_Record set_:
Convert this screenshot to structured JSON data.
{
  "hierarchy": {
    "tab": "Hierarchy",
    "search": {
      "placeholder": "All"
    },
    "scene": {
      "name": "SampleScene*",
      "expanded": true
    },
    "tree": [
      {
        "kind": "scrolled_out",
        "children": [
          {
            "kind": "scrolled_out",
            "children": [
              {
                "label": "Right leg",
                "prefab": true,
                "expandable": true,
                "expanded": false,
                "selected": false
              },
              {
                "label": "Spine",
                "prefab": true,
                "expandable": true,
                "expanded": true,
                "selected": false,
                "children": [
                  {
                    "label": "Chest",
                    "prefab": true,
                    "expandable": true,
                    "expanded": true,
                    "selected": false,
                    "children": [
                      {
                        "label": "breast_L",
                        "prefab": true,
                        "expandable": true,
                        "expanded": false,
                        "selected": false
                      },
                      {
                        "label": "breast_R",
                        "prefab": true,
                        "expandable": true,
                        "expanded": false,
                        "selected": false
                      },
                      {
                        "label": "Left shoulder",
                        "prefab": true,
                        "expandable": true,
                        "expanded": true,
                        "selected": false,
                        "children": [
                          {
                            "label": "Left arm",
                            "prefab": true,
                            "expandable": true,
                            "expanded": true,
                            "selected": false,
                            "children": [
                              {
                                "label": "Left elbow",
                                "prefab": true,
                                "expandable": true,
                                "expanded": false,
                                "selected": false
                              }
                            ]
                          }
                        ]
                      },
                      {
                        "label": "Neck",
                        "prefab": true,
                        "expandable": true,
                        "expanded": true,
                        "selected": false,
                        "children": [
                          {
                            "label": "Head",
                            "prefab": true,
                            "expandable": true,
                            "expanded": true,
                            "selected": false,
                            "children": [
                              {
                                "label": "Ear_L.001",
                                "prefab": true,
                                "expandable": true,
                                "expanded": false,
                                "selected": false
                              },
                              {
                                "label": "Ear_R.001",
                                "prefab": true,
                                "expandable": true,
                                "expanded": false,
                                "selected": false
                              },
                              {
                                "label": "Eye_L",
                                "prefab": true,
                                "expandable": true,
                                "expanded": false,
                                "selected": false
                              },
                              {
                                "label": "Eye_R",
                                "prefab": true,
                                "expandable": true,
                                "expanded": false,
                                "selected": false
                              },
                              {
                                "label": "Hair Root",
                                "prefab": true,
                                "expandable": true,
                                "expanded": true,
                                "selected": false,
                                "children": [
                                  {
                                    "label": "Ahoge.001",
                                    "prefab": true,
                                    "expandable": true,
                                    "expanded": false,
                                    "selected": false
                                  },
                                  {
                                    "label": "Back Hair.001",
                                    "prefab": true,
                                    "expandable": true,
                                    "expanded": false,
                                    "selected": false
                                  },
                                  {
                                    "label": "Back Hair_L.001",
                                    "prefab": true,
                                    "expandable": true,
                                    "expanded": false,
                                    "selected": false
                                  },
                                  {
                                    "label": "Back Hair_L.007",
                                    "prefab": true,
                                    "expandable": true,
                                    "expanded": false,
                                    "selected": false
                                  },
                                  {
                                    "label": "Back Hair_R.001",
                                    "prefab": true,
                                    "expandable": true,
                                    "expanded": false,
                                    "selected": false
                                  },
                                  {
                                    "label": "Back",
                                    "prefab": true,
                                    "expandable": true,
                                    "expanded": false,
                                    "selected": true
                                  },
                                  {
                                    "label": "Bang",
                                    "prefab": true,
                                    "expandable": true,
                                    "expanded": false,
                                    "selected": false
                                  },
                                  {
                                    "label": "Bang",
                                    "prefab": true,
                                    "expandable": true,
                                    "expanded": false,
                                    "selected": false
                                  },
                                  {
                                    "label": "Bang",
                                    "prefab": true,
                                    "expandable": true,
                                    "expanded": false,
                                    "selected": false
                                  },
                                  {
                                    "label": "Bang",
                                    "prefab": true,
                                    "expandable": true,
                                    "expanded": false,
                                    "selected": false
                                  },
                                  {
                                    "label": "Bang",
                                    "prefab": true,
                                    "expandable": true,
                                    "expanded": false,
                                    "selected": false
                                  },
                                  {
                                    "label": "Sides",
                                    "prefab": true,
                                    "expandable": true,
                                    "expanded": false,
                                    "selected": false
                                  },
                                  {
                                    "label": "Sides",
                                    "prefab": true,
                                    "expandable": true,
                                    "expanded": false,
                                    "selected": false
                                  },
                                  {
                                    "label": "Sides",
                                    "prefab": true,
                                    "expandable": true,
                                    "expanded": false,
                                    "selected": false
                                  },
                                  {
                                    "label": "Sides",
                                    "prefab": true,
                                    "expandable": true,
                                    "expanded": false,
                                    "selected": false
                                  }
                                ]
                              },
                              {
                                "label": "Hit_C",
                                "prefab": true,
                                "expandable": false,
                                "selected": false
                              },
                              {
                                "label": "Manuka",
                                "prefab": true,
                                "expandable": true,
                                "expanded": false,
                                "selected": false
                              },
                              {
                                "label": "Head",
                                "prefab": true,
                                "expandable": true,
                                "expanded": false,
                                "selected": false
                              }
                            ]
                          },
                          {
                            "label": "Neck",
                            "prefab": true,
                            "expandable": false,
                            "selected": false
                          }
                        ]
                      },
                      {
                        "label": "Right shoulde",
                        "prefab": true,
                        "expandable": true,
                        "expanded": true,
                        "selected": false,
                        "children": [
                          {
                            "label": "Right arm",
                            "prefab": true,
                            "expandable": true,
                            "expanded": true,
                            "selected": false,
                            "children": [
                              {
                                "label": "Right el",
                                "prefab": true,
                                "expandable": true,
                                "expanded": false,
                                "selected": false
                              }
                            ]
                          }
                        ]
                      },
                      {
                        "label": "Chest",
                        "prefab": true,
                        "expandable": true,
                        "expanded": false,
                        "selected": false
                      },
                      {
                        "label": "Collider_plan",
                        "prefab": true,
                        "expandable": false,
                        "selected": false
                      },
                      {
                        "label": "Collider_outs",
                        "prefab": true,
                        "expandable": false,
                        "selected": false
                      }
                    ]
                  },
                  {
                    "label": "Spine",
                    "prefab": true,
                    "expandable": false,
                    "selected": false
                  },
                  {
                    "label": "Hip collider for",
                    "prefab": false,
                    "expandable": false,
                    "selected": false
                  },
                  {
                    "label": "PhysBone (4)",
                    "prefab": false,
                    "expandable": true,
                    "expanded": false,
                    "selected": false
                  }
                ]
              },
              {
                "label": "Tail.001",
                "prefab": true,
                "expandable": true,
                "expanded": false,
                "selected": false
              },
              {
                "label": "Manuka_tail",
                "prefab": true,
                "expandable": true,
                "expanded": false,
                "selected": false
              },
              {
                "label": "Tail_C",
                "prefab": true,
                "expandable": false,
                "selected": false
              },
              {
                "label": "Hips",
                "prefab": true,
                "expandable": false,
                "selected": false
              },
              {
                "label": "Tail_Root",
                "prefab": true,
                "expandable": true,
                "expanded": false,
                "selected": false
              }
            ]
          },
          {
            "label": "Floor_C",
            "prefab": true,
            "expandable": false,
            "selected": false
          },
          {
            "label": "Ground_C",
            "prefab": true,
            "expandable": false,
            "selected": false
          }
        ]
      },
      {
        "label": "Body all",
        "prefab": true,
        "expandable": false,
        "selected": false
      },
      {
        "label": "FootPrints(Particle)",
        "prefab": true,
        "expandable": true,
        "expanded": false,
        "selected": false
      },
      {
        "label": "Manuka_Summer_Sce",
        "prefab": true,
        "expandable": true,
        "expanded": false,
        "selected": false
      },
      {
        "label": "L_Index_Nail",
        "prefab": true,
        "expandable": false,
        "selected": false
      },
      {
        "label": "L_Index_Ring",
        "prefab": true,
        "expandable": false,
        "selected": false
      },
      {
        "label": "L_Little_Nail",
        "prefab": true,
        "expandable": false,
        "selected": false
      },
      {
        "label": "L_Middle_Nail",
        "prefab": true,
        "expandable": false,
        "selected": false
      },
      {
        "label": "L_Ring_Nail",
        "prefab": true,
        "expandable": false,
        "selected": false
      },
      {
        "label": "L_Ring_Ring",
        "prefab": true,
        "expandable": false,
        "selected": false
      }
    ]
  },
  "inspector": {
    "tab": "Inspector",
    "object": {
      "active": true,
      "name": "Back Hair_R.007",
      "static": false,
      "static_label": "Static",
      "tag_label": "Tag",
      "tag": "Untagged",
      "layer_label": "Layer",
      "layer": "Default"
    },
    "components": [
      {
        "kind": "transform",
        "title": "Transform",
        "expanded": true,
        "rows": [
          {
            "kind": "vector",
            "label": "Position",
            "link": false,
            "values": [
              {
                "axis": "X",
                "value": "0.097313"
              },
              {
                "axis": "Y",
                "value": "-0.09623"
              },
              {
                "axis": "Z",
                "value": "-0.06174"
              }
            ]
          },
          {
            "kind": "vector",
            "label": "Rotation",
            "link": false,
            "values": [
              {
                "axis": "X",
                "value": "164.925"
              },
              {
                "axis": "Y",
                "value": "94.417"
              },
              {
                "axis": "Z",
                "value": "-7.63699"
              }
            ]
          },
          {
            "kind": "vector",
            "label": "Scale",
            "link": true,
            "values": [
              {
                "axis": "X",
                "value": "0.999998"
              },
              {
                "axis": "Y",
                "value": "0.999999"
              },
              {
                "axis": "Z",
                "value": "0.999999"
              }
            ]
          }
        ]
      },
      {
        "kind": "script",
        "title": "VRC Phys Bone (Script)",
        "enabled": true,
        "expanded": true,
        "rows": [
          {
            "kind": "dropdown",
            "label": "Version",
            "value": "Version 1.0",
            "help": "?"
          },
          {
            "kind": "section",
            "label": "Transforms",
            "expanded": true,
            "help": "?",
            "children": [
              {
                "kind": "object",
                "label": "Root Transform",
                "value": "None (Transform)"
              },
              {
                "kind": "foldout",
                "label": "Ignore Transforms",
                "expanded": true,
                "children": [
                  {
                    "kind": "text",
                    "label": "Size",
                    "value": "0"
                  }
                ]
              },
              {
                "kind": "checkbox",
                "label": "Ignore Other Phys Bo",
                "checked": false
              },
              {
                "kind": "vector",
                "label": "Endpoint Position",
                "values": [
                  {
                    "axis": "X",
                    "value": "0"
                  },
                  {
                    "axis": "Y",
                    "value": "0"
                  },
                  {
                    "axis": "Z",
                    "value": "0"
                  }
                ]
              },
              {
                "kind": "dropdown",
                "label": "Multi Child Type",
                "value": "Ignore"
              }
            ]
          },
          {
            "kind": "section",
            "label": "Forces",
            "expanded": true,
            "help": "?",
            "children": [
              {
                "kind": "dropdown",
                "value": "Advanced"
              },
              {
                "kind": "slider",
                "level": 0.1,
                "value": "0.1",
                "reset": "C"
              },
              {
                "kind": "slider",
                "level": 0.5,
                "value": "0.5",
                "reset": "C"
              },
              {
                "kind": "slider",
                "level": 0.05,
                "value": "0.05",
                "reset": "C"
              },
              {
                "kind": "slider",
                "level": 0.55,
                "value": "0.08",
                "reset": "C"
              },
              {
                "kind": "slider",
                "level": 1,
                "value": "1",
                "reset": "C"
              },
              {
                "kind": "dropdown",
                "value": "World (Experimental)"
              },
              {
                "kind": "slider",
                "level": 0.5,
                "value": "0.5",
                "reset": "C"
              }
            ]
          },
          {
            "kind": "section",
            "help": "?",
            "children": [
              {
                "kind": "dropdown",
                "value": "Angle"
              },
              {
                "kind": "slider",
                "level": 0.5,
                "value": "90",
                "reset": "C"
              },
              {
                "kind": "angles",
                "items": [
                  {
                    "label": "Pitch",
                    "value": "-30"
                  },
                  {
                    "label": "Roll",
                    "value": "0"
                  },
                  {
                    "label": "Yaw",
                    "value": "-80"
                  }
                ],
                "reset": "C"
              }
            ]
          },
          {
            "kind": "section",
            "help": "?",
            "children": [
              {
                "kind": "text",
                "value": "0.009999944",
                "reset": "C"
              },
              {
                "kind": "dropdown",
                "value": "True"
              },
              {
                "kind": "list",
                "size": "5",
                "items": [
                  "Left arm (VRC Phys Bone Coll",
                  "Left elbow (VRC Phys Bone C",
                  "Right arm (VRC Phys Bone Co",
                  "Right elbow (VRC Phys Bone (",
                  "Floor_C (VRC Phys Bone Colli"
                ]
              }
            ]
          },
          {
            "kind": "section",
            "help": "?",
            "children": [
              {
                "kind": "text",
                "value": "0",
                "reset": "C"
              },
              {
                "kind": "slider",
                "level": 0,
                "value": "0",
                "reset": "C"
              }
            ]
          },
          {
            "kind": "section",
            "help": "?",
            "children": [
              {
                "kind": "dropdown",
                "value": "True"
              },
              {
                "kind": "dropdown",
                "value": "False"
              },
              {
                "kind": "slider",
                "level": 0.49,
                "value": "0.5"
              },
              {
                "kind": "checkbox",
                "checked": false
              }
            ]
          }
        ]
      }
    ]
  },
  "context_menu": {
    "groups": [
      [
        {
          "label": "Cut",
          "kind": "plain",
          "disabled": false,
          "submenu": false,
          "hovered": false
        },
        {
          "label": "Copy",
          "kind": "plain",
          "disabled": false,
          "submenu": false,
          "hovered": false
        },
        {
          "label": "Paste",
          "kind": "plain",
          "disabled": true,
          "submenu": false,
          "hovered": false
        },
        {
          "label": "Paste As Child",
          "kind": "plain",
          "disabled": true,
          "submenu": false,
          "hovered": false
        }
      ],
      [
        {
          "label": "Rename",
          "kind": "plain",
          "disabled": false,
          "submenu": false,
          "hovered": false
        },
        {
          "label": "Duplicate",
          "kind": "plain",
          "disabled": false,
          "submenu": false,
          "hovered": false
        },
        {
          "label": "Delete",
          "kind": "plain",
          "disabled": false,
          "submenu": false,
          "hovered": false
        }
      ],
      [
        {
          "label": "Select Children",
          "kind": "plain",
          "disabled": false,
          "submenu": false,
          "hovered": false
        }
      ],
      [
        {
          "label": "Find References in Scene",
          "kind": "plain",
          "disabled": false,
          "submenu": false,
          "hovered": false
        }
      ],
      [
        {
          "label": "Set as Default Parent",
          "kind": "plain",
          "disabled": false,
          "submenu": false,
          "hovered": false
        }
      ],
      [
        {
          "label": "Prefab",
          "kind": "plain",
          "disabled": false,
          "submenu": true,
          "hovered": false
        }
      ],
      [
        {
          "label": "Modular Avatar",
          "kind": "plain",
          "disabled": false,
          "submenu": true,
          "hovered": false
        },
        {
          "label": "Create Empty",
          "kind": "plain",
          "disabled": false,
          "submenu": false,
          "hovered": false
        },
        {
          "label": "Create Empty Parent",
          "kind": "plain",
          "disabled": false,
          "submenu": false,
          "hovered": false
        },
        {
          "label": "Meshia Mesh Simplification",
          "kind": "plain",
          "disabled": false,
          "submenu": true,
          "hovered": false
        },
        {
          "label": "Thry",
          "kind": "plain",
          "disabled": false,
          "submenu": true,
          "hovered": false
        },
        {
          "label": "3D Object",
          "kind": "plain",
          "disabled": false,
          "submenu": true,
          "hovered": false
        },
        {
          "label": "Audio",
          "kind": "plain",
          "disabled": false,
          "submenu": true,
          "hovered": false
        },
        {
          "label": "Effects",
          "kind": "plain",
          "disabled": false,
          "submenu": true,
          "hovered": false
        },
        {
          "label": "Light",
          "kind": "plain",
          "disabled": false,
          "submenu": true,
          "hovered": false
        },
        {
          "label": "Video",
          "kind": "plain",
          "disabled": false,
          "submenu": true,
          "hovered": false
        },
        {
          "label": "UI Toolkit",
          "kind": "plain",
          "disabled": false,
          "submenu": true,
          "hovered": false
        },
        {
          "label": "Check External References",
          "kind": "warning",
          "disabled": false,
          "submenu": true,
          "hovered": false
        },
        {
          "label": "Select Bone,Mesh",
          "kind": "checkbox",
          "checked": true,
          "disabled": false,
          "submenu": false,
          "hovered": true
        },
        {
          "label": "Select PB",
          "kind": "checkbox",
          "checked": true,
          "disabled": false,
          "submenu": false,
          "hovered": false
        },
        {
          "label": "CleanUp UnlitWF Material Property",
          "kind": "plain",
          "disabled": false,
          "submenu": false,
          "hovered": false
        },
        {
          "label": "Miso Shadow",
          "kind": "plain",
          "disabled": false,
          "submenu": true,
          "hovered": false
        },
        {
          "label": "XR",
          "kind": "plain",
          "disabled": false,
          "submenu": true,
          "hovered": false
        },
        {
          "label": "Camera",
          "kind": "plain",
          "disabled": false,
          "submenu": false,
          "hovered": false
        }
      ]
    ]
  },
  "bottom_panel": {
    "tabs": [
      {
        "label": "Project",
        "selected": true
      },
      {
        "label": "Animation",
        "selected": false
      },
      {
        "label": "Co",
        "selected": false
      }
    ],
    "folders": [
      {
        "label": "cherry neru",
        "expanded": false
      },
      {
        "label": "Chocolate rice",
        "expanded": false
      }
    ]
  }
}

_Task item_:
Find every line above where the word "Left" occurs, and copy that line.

_Result of the task_:
                        "label": "Left shoulder",
                            "label": "Left arm",
                                "label": "Left elbow",
                  "Left arm (VRC Phys Bone Coll",
                  "Left elbow (VRC Phys Bone C",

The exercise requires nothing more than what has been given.